*** Opening Dataset extract ***

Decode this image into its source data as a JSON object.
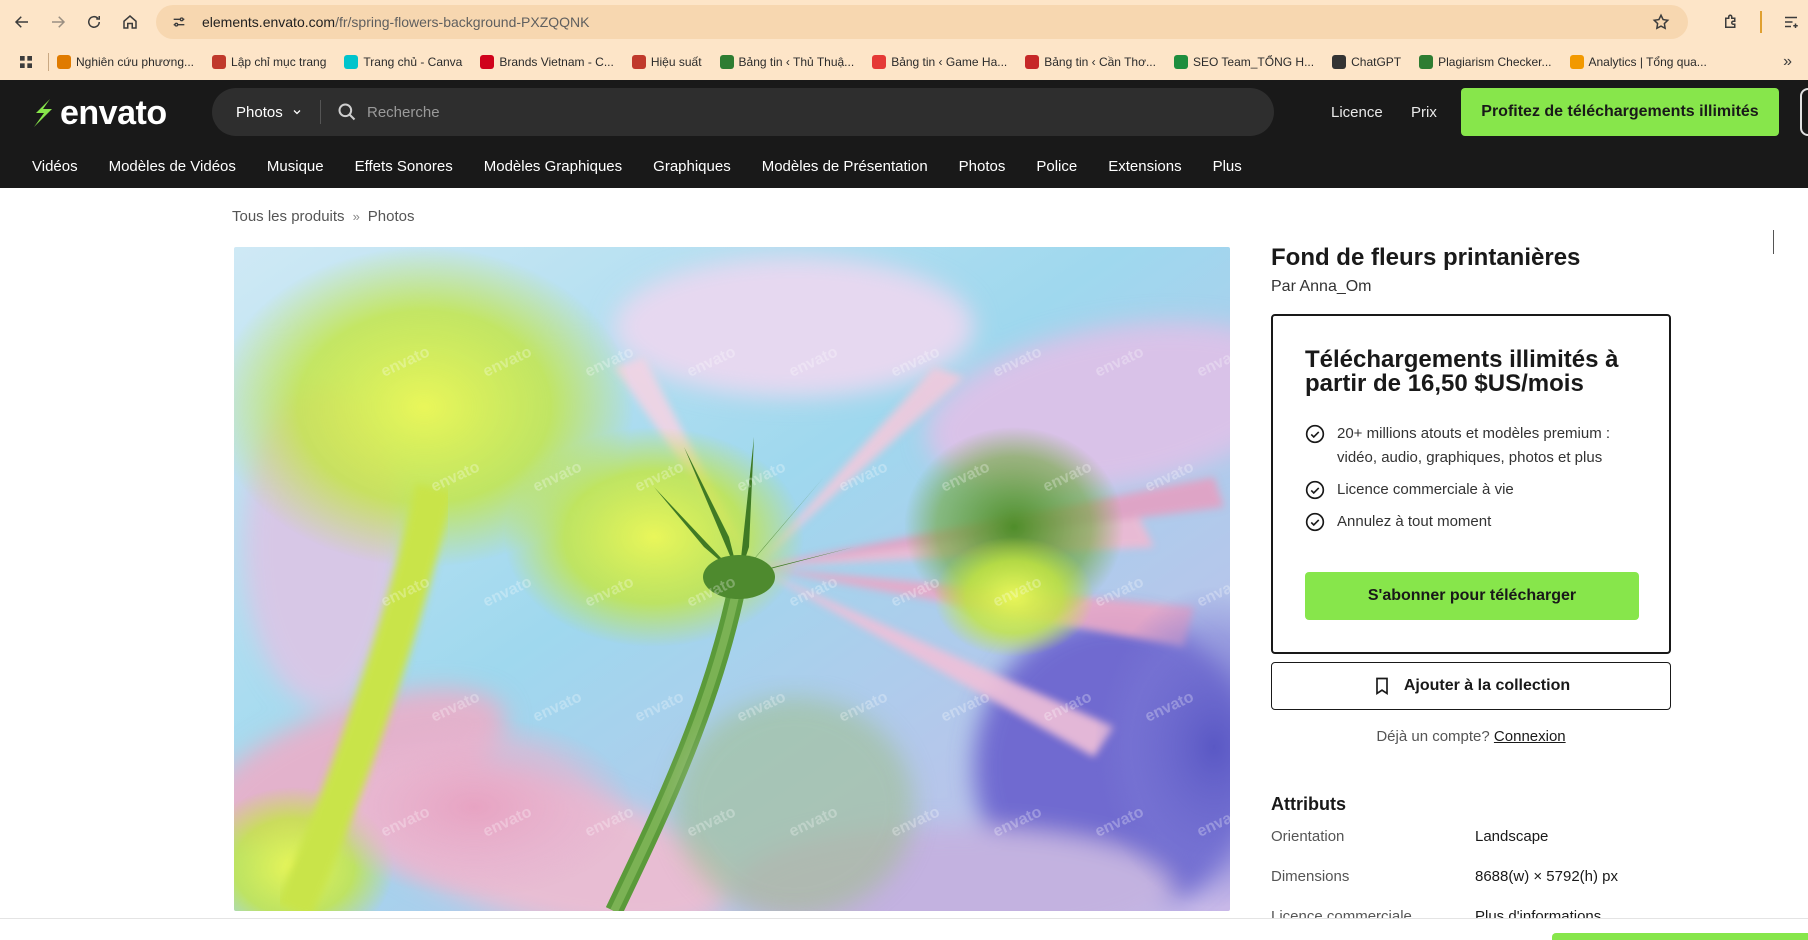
{
  "browser": {
    "url_domain": "elements.envato.com",
    "url_path": "/fr/spring-flowers-background-PXZQQNK",
    "bookmarks": [
      {
        "label": "Nghiên cứu phương...",
        "icon": "123-icon",
        "color": "#e07b00"
      },
      {
        "label": "Lập chỉ mục trang",
        "icon": "rank-icon",
        "color": "#c0392b"
      },
      {
        "label": "Trang chủ - Canva",
        "icon": "canva-icon",
        "color": "#00c4cc"
      },
      {
        "label": "Brands Vietnam - C...",
        "icon": "star-icon",
        "color": "#d0021b"
      },
      {
        "label": "Hiệu suất",
        "icon": "rank-icon",
        "color": "#c0392b"
      },
      {
        "label": "Bảng tin ‹ Thủ Thuậ...",
        "icon": "leaf-icon",
        "color": "#2e7d32"
      },
      {
        "label": "Bảng tin ‹ Game Ha...",
        "icon": "circle-icon",
        "color": "#e53935"
      },
      {
        "label": "Bảng tin ‹ Cần Thơ...",
        "icon": "wave-icon",
        "color": "#c62828"
      },
      {
        "label": "SEO Team_TỔNG H...",
        "icon": "sheet-icon",
        "color": "#1e8e3e"
      },
      {
        "label": "ChatGPT",
        "icon": "openai-icon",
        "color": "#333333"
      },
      {
        "label": "Plagiarism Checker...",
        "icon": "pr-icon",
        "color": "#2e7d32"
      },
      {
        "label": "Analytics | Tổng qua...",
        "icon": "analytics-icon",
        "color": "#f29900"
      }
    ]
  },
  "header": {
    "logo_text": "envato",
    "search_category": "Photos",
    "search_placeholder": "Recherche",
    "link_license": "Licence",
    "link_pricing": "Prix",
    "cta": "Profitez de téléchargements illimités"
  },
  "categories": [
    "Vidéos",
    "Modèles de Vidéos",
    "Musique",
    "Effets Sonores",
    "Modèles Graphiques",
    "Graphiques",
    "Modèles de Présentation",
    "Photos",
    "Police",
    "Extensions",
    "Plus"
  ],
  "breadcrumb": {
    "root": "Tous les produits",
    "sep": "»",
    "current": "Photos"
  },
  "product": {
    "title": "Fond de fleurs printanières",
    "author_prefix": "Par",
    "author": "Anna_Om",
    "watermark": "envato"
  },
  "offer": {
    "title": "Téléchargements illimités à partir de 16,50 $US/mois",
    "features": [
      "20+ millions atouts et modèles premium : vidéo, audio, graphiques, photos et plus",
      "Licence commerciale à vie",
      "Annulez à tout moment"
    ],
    "subscribe": "S'abonner pour télécharger",
    "add_collection": "Ajouter à la collection",
    "account_q": "Déjà un compte?",
    "login": "Connexion"
  },
  "attributes": {
    "heading": "Attributs",
    "rows": [
      {
        "key": "Orientation",
        "value": "Landscape"
      },
      {
        "key": "Dimensions",
        "value": "8688(w) × 5792(h) px"
      },
      {
        "key": "Licence commerciale",
        "value": "Plus d'informations"
      }
    ]
  },
  "colors": {
    "accent": "#87e64b",
    "header_bg": "#191919",
    "browser_bg": "#fde5c8"
  }
}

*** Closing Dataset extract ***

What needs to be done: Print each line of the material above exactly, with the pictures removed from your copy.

Answer to this problem:
Decode this image into its source data as a JSON object.
{
  "browser": {
    "url_domain": "elements.envato.com",
    "url_path": "/fr/spring-flowers-background-PXZQQNK",
    "bookmarks": [
      {
        "label": "Nghiên cứu phương...",
        "icon": "123-icon",
        "color": "#e07b00"
      },
      {
        "label": "Lập chỉ mục trang",
        "icon": "rank-icon",
        "color": "#c0392b"
      },
      {
        "label": "Trang chủ - Canva",
        "icon": "canva-icon",
        "color": "#00c4cc"
      },
      {
        "label": "Brands Vietnam - C...",
        "icon": "star-icon",
        "color": "#d0021b"
      },
      {
        "label": "Hiệu suất",
        "icon": "rank-icon",
        "color": "#c0392b"
      },
      {
        "label": "Bảng tin ‹ Thủ Thuậ...",
        "icon": "leaf-icon",
        "color": "#2e7d32"
      },
      {
        "label": "Bảng tin ‹ Game Ha...",
        "icon": "circle-icon",
        "color": "#e53935"
      },
      {
        "label": "Bảng tin ‹ Cần Thơ...",
        "icon": "wave-icon",
        "color": "#c62828"
      },
      {
        "label": "SEO Team_TỔNG H...",
        "icon": "sheet-icon",
        "color": "#1e8e3e"
      },
      {
        "label": "ChatGPT",
        "icon": "openai-icon",
        "color": "#333333"
      },
      {
        "label": "Plagiarism Checker...",
        "icon": "pr-icon",
        "color": "#2e7d32"
      },
      {
        "label": "Analytics | Tổng qua...",
        "icon": "analytics-icon",
        "color": "#f29900"
      }
    ]
  },
  "header": {
    "logo_text": "envato",
    "search_category": "Photos",
    "search_placeholder": "Recherche",
    "link_license": "Licence",
    "link_pricing": "Prix",
    "cta": "Profitez de téléchargements illimités"
  },
  "categories": [
    "Vidéos",
    "Modèles de Vidéos",
    "Musique",
    "Effets Sonores",
    "Modèles Graphiques",
    "Graphiques",
    "Modèles de Présentation",
    "Photos",
    "Police",
    "Extensions",
    "Plus"
  ],
  "breadcrumb": {
    "root": "Tous les produits",
    "sep": "»",
    "current": "Photos"
  },
  "product": {
    "title": "Fond de fleurs printanières",
    "author_prefix": "Par",
    "author": "Anna_Om",
    "watermark": "envato"
  },
  "offer": {
    "title": "Téléchargements illimités à partir de 16,50 $US/mois",
    "features": [
      "20+ millions atouts et modèles premium : vidéo, audio, graphiques, photos et plus",
      "Licence commerciale à vie",
      "Annulez à tout moment"
    ],
    "subscribe": "S'abonner pour télécharger",
    "add_collection": "Ajouter à la collection",
    "account_q": "Déjà un compte?",
    "login": "Connexion"
  },
  "attributes": {
    "heading": "Attributs",
    "rows": [
      {
        "key": "Orientation",
        "value": "Landscape"
      },
      {
        "key": "Dimensions",
        "value": "8688(w) × 5792(h) px"
      },
      {
        "key": "Licence commerciale",
        "value": "Plus d'informations"
      }
    ]
  },
  "colors": {
    "accent": "#87e64b",
    "header_bg": "#191919",
    "browser_bg": "#fde5c8"
  }
}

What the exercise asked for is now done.